UK businesses are facing potentially devastating labour shortages following the country’s vote to leave the European Union, as European workers are deterred by the low value of the pound and negative perceptions about the UK post-Brexit.
“Europeans are being put off coming to working the UK, and those already here are leaving the UK,” says Clive Watson, the chairman of the City Pub Company, a chain of upmarket hostelries in the south of England. “There are 3.2 million EU citizens living in the UK. If even 10 per cent of those go, there will be big gaps and it’s going to get worse.”
UK employers are having trouble recruiting and retaining EU staff across many different industries: healthcare; construction; agriculture; retail; food; logistics; IT; and food and drink sectors. Hospitality and tourism have been hit particularly hard: 75 per cent of waiters and waitresses; 25 per cent of chefs; and 37 per cent of housekeeping staff are EU nationals, according to The British Hospitality Association (BHA). In a new report it warns that UK hotels and restaurants will fold if they cannot recruit the 600,000 workers they need each year to replace churn and drive growth. If EU migrations falls to zero after 2019, it says there would be a shortfall of 1 million workers in a decade's time.

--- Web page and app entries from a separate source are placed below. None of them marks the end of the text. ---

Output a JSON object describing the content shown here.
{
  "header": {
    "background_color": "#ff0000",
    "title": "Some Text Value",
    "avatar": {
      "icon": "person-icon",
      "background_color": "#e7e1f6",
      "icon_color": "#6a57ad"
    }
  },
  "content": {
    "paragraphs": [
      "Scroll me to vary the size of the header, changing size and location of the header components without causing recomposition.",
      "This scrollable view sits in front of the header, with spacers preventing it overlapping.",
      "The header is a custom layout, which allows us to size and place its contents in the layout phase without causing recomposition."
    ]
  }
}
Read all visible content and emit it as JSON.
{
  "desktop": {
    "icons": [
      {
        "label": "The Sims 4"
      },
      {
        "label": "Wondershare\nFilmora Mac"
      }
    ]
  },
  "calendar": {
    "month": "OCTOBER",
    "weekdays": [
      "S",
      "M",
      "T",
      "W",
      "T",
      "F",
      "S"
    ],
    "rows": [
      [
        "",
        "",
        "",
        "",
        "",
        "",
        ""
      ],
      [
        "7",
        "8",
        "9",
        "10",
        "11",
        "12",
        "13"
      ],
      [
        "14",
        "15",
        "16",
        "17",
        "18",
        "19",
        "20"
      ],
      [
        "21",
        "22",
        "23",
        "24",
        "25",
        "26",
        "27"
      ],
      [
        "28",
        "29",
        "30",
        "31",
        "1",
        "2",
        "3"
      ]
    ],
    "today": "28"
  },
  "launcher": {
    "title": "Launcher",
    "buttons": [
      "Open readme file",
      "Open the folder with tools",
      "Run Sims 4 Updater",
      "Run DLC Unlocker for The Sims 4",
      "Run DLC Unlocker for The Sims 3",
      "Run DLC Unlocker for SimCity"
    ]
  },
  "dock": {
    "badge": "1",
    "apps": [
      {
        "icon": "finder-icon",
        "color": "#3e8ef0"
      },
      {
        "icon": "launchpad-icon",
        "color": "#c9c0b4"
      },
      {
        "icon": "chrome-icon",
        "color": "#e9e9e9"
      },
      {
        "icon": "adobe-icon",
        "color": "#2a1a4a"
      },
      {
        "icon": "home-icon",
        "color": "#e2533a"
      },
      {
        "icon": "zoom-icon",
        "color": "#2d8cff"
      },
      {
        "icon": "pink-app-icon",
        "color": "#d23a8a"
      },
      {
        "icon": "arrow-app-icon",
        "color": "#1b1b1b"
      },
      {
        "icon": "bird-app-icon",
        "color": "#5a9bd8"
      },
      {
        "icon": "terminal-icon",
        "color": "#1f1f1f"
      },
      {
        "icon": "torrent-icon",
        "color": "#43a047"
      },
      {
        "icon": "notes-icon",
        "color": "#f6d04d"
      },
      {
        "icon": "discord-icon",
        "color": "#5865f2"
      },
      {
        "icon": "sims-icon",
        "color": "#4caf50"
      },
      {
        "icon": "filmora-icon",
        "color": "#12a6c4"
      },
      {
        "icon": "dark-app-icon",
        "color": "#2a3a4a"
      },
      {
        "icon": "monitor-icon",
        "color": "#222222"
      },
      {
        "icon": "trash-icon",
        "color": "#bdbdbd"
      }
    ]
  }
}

“While Brexit will encourage some employers to work harder to recruit local candidates and people from under-represented groups in the UK, many employers are already working to build links with schools, provide apprenticeships and invest in training and yet are unable to find the skills and people they need,” says Peter Cheese, the chief executive of the employers body, the Chartered Institute of Personnel and Development (CIPD).
“Employers have difficulty attracting sufficient UK nationals to work in low-paid and low-skilled jobs particularly where hours are anti-social or the work environment challenging, despite offering higher pay and investing in the skills of the workforce in some cases.”
Mr Watson agrees: “Many English people think they’re above working in hospitality. Europeans helped the hospitality industry grow, and now we have great bars and restaurants. If they leave they’ll lose their diversity and quality.”
He says UK employers will have to work harder to recruit, increasing pay and giving employees training and career prospects, as he says he already does. His company, he says, has good staff retention but he does not feel immune to future pressure on labour supply.
“I think the test will come once EU nationals know what their rights are going forward. If they are curtailed, you’ll see a big drift back to home countries.”
With the EU economy doing well, Mr Watson predicts that EU workers will return to their home countries - where the economy is picking up - and they feel welcome.
Meanwhile, the lack of clarity on the government’s post-Brexit immigration policy has left UK business owners in limbo, with one in five organisations surveyed by the CIPD saying that without access to EU workers and the free-trade EU Single Market they are considering moving all or part of their UK operations - and plans for future growth - abroad.
“Access to skilled and unskilled labour is a huge concern for employers,” says Mr Cheese.
“If the government does not provide a straightforward, flexible and affordable immigration system for EU nationals post-Brexit, significant numbers of employers are likely to face real skill shortages which may hold back their growth and performance," he says.
"The Government must consult far more widely about their plans and invite employers to play a key role in shaping the future of UK immigration policy to ensure it works for businesses and the economy.”